The clay can never have power over the Potter, and when asked to be made according to His will and pleasure, it cannot be overcome—unless the Potter can be overpowered by the clay (Rom 9:21). Rebirth always manifests permanently yielding all to God! Though the sin nature remains indwelt in the saint (Ro 7:17, 20), his heart and mind will never again be in it.

Just as the Word of God must be “spiritually discerned” (1Co 2:14) in order to establish salvation, so must it in like manner be apprehended in order to establish growth from salvation; as the saved needs continual deliverance from the old man’s opposition. This initially involves an adequate knowledge of Scripture, especially the Epistles, where the majority of spiritual growth in Christ’s image rests. The more of this NT growth supply is accessed, the more those reborn come to know the teachings of the precious Holy Spirit apart from man’s teachings (1Co 2:13).

The very reason why Scripture is often difficult to sufficiently discern pertaining to certain passages (mostly the Pauline spiritual growth truths) is for the purpose of requiring sincere and persistent exercise of repetitious reading and study. This accommodates the believer in keeping the mind on God while through prayer seeking His guidance. Those who profess to be reborn will know for certain if they are, because “The Spirit Himself bears witness with our spirit that we are children of God” (Rom 8:16).

There are many scriptural passages that appear to refute the teaching of permanent rebirth, but none actually do so. In my opinion they exist in Scripture in the difficult way they read for the sake of causing the believer to maintain a continuously sincere study search and progression of adequate understanding if the Scriptures (esp. the NT Epistles). Myself, I’ve found more consistent accuracy with Biblical truths of the NT among commenters (e.g. J Gill, A Barnes, etc.) that were within the 1600-1800’s than in any other time frame, probably due to the advantage of less prevalence of non-biblical teachings that have developed within the last century or so. All Scriptural passages that seem to covey the concept that one who is reborn can be lost are welcome to be presented and we can “reason together” (as much as we can for those willing) with God’s guidance in His “Word of Truth” (Psa 119:43; 2Co 6:7; Eph 1:13; 2Ti 2:15; Jas 1:18).
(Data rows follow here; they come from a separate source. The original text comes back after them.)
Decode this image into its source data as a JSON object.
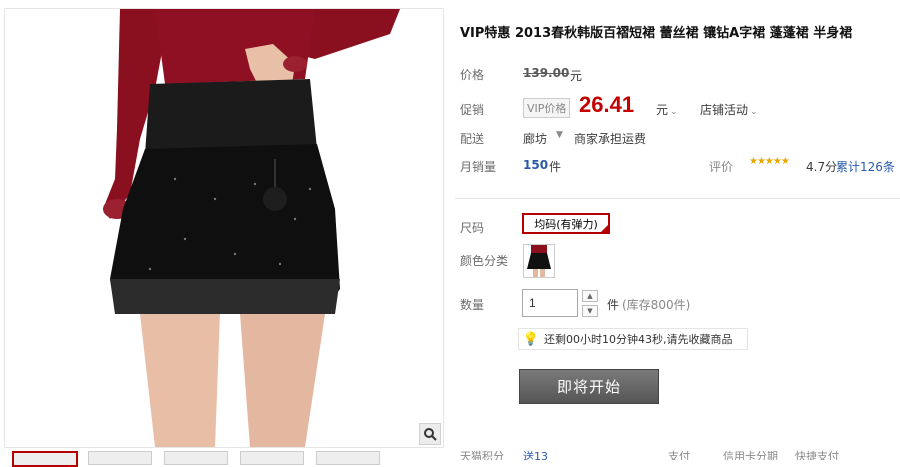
{
  "product": {
    "title": "VIP特惠 2013春秋韩版百褶短裙 蕾丝裙 镶钻A字裙 蓬蓬裙 半身裙"
  },
  "price": {
    "label": "价格",
    "original": "139.00",
    "currency": "元"
  },
  "promo": {
    "label": "促销",
    "tag": "VIP价格",
    "price": "26.41",
    "currency": "元",
    "store_activity": "店铺活动"
  },
  "delivery": {
    "label": "配送",
    "city": "廊坊",
    "shipping": "商家承担运费"
  },
  "sales": {
    "label": "月销量",
    "value": "150",
    "unit": "件",
    "rating_label": "评价",
    "stars": "★★★★★",
    "score": "4.7分",
    "count": "累计126条"
  },
  "size": {
    "label": "尺码",
    "option": "均码(有弹力)"
  },
  "color": {
    "label": "颜色分类"
  },
  "quantity": {
    "label": "数量",
    "value": "1",
    "unit": "件",
    "stock": "(库存800件)"
  },
  "notice": {
    "icon": "lightbulb-icon",
    "text": "还剩00小时10分钟43秒,请先收藏商品"
  },
  "cta": {
    "label": "即将开始"
  },
  "bottom": {
    "points_label": "天猫积分",
    "points_value": "送13",
    "pay_label": "支付",
    "credit": "信用卡分期",
    "pay2": "快捷支付"
  },
  "colors": {
    "accent_red": "#c40000",
    "selected_border": "#b40000",
    "link_blue": "#285aab",
    "button_gray": "#666666"
  }
}
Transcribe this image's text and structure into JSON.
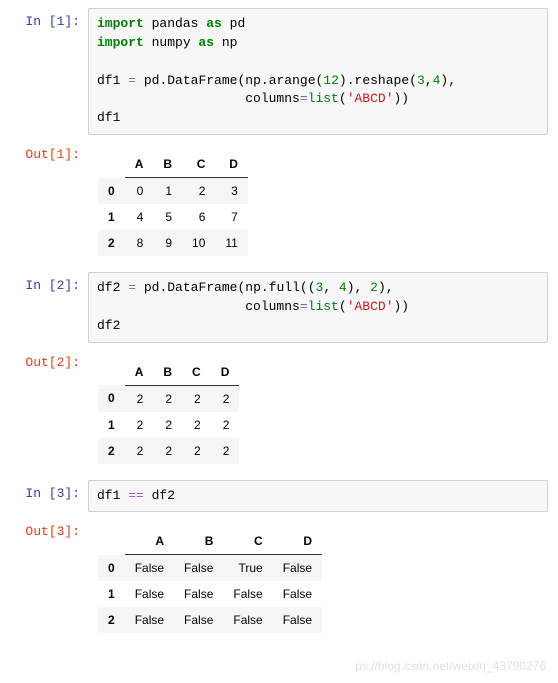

To the Father be the glory by the Life of His Son in the saint through Their precious Holy Spirit in the saint!

The Christian life is not our living a life like Christ, or our trying to be Christ-like, nor is it Christ giving us the power to live a life like His; but it is Christ Himself living His own life through us; 'no longer I, but Christ.’” -MJS